Inspector Lee was born in the United States. For newer immigrants, the week’s events were even more bewildering.
Kongsue Xiong, 46, a Hmong business owner in St. Paul whose building was damaged last week, said the burning reminded him of his childhood in Laos. He said he hid in the jungle as a child and saw people dying, and communist forces burning villages. He came to the United States in 1992 alone. His father had been killed in the violence and his mother, who had survived, had remarried and did not want to immigrate.
“What happened to George Floyd is not right,” he said. “But burning businesses is not related to the death. Two things are going on at the same time and you are just confused.”
He said the past week has made him “as scared of Black Lives Matter as of the police.”
Hmong-Americans are the single largest group of Asians in Minnesota, with a population of up to 90,000. In St. Paul, Asians make up about 12 percent of the population, slightly less of than African-Americans, at about 13 percent.
The community is divided on how it sees the week’s events, people said.
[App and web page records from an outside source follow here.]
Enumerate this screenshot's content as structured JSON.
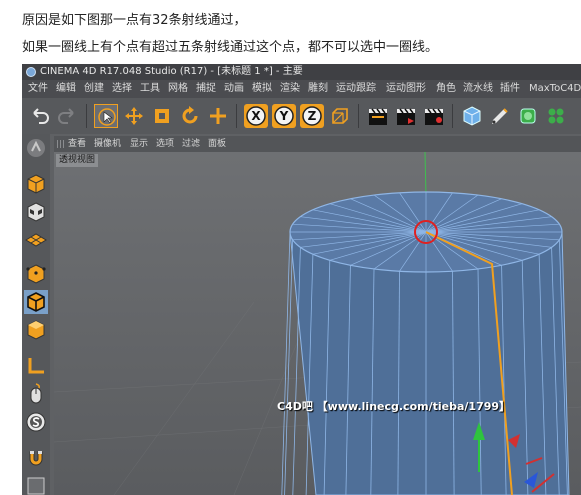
{
  "captions": {
    "line1": "原因是如下图那一点有32条射线通过，",
    "line2": "如果一圈线上有个点有超过五条射线通过这个点，都不可以选中一圈线。"
  },
  "window": {
    "title": "CINEMA 4D R17.048 Studio (R17) - [未标题 1 *] - 主要"
  },
  "menubar": {
    "items": [
      "文件",
      "编辑",
      "创建",
      "选择",
      "工具",
      "网格",
      "捕捉",
      "动画",
      "模拟",
      "渲染",
      "雕刻",
      "运动跟踪",
      "运动图形",
      "角色",
      "流水线",
      "插件",
      "MaxToC4D"
    ]
  },
  "toolbar": {
    "axis_x": "X",
    "axis_y": "Y",
    "axis_z": "Z"
  },
  "view_menu": {
    "items": [
      "查看",
      "摄像机",
      "显示",
      "选项",
      "过滤",
      "面板"
    ]
  },
  "viewport": {
    "label": "透视视图"
  },
  "watermark": "C4D吧 【www.linecg.com/tieba/1799】",
  "colors": {
    "selection_edge": "#f0a020",
    "highlight_circle": "#e02020",
    "wire": "#8fb6e6",
    "mesh_fill": "#4d6f9a"
  }
}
Younger people tend to view it from the perspective of Black Lives Matter, saying that the outrage over police violence that had driven protesters into the streets was understandable. Older immigrants seemed more likely to emphasize the loss of property and the pain of watching a cherished small business destroyed.
In St. Paul, a lot of the damage was concentrated on University Avenue, the center of Hmong business life, an area that had been transformed since the 1970s into a bustling shopping district.
Mai Kou Vang, 42, a liquor store owner who lost all her merchandise to looting, said she felt like she had to choose a side — the protesters or immigrant business owners.
“But either side we choose,” she said, “it hurts us.”
The events come after several months in which Asians had experienced acts of bigotry related to the coronavirus. In May, an African-American youth kicked a Hmong woman who was sitting at a commuter rail station in St. Paul in the face, while another recorded with his phone and then posted on social media.
Ms. Wong said her son, who had just graduated from high school and was working delivering groceries, had been harassed by customers because he was Asian.
Hmong-Americans have also been victims of police violence. In 2006, a Minneapolis police officer shot and killed Fong Lee, 19. A jury later exonerated the officer.
On Sunday, Mr. Lee’s mother appeared at a protest in Minneapolis to encourage the Hmong community to stand with their black neighbors.
But the past week has also caused pain for some Hmong-Americans that is likely to linger.
Rob Yang, 44, said Thursday was by far the strangest day of his life in the United States, since he came when he was 3. He stood watching in the afternoon sun as dozens of people walked into his shoe store and helped themselves to every last scrap of his merchandise. A black woman who tried to stop them was ignored. A white woman who tried was punched in the face.
He said he had felt angry at the death of Mr. Floyd. He had posted about it on Facebook. But on Thursday he stood there, numb, unable to move away.
“You know how people say, when you are about to die, things flash in front of your eyes?” he said. “I was thinking how hard I worked to get the store open and just how much work it was to live the American dream you know?”